What you are asked to do » Search the data for the word "Lazarus" and copy every line that contains it.

──────── Record set

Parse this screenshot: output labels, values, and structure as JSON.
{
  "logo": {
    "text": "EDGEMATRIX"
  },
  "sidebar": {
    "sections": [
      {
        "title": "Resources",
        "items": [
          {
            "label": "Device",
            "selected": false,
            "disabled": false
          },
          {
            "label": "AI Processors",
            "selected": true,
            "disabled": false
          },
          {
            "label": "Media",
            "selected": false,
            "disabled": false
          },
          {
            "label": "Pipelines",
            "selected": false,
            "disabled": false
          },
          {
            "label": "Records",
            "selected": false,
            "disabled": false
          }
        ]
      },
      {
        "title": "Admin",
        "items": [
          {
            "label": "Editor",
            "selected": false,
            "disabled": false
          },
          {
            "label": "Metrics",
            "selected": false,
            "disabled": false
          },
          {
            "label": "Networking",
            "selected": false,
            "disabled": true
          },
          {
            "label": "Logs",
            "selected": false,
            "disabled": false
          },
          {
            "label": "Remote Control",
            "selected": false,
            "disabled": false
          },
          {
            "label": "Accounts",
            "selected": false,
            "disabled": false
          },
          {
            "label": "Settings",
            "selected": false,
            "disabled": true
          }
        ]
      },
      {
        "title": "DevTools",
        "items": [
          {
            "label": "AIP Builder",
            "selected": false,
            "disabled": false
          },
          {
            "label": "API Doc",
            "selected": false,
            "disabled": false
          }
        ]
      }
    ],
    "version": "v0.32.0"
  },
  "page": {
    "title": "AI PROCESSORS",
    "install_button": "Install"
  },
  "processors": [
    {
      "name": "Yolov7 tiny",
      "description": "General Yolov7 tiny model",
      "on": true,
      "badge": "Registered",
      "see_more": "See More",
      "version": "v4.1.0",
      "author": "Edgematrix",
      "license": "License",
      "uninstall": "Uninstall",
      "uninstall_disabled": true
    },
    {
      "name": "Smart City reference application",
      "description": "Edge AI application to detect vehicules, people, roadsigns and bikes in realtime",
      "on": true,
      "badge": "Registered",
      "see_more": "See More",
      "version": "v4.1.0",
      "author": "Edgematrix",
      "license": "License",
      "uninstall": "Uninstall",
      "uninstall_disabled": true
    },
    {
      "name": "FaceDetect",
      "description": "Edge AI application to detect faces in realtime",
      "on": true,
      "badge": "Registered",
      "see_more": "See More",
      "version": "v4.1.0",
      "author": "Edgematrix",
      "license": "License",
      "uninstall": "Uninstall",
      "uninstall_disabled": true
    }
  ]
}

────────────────
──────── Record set

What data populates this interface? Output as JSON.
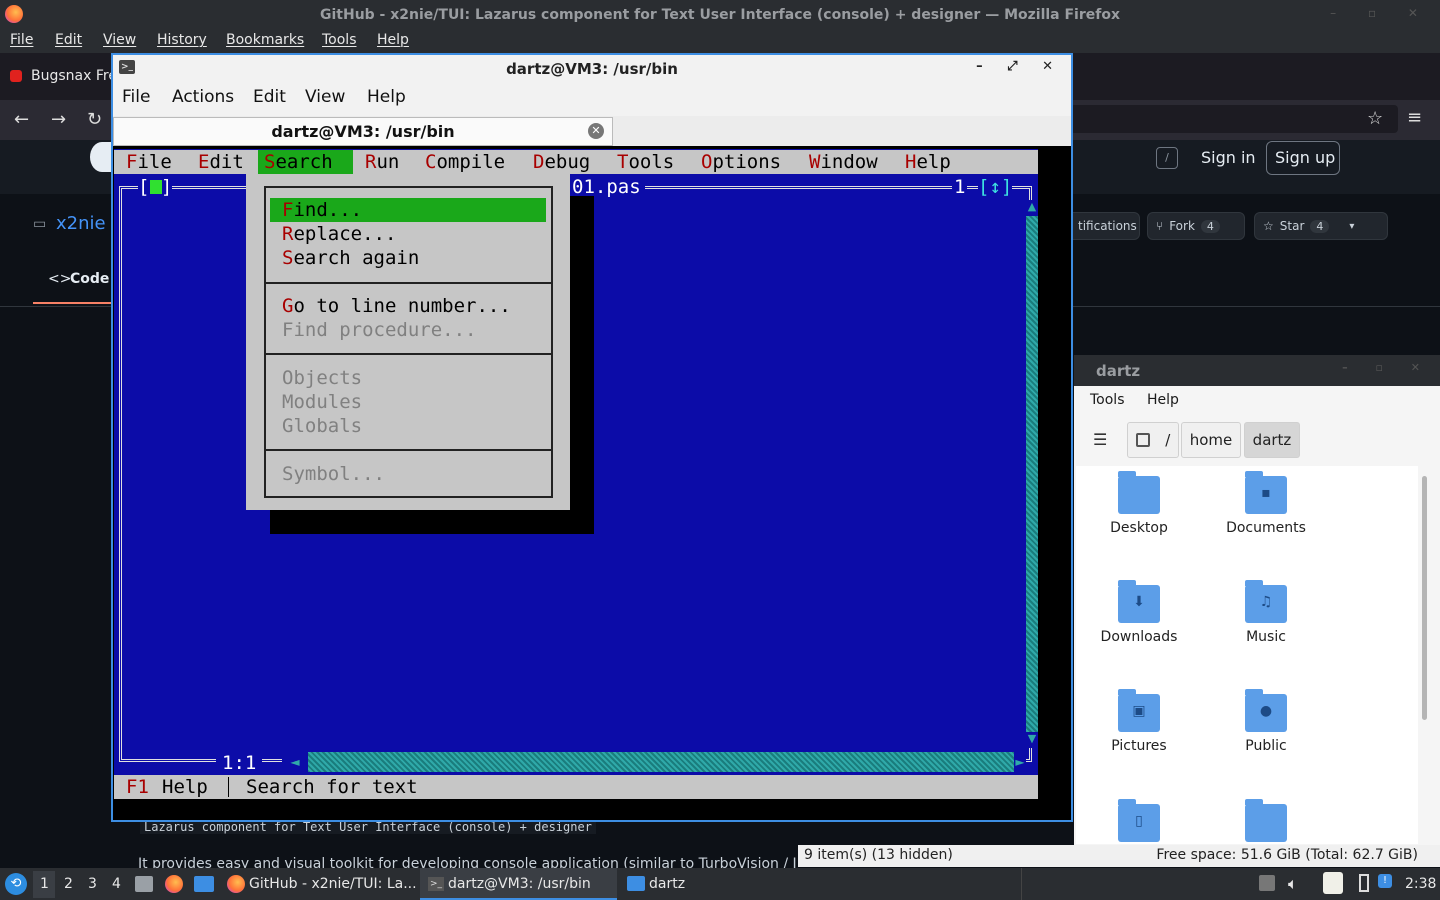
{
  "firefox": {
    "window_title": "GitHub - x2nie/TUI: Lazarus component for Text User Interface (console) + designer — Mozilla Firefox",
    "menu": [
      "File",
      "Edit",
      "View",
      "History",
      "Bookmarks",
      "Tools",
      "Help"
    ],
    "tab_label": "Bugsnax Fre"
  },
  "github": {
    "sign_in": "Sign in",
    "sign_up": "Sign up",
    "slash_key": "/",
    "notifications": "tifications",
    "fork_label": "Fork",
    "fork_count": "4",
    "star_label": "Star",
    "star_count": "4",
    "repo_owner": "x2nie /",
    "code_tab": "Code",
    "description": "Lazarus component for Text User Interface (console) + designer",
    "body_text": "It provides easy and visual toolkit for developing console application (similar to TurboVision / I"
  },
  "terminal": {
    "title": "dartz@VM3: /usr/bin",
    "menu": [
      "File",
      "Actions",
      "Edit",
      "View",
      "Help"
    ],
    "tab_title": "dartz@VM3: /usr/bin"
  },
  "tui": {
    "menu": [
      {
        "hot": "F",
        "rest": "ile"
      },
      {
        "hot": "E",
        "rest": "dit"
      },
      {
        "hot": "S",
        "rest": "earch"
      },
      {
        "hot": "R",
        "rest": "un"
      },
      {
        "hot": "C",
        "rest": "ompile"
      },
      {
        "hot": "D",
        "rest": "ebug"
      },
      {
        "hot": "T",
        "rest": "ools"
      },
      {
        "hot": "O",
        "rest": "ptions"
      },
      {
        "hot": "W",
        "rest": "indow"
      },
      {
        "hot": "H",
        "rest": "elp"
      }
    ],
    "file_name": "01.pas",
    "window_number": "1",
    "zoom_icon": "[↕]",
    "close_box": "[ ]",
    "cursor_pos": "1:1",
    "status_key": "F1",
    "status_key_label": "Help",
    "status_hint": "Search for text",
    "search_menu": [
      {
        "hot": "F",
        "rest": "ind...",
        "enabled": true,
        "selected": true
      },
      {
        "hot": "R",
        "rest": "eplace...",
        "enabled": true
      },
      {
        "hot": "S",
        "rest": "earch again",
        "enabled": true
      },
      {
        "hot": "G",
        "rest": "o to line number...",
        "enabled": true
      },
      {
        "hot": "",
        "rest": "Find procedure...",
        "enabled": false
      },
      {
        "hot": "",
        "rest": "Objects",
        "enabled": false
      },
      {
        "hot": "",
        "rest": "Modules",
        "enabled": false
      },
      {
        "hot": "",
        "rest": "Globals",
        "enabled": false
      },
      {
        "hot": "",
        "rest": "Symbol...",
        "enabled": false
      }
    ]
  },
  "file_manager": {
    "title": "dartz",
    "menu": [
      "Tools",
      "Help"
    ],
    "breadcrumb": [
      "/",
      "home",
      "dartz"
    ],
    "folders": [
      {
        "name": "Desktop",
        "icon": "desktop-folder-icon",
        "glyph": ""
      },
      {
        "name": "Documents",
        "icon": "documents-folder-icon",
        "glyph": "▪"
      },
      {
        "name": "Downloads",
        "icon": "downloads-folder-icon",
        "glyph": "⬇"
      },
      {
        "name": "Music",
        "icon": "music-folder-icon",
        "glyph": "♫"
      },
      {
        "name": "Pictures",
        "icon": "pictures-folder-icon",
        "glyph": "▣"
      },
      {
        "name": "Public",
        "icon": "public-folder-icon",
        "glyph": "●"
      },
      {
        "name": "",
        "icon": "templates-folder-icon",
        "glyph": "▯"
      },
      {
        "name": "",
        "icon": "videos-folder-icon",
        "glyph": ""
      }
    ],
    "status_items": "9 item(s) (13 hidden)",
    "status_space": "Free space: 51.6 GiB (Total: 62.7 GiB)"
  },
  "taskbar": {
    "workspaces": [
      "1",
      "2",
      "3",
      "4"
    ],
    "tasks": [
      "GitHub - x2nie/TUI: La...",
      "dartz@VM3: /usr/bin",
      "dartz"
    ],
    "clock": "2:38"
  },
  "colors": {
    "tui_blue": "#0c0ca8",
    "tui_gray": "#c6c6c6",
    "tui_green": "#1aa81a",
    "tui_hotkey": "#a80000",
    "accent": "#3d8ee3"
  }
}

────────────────

Response for this exercise »
    "window_title": "GitHub - x2nie/TUI: Lazarus component for Text User Interface (console) + designer — Mozilla Firefox",
    "description": "Lazarus component for Text User Interface (console) + designer",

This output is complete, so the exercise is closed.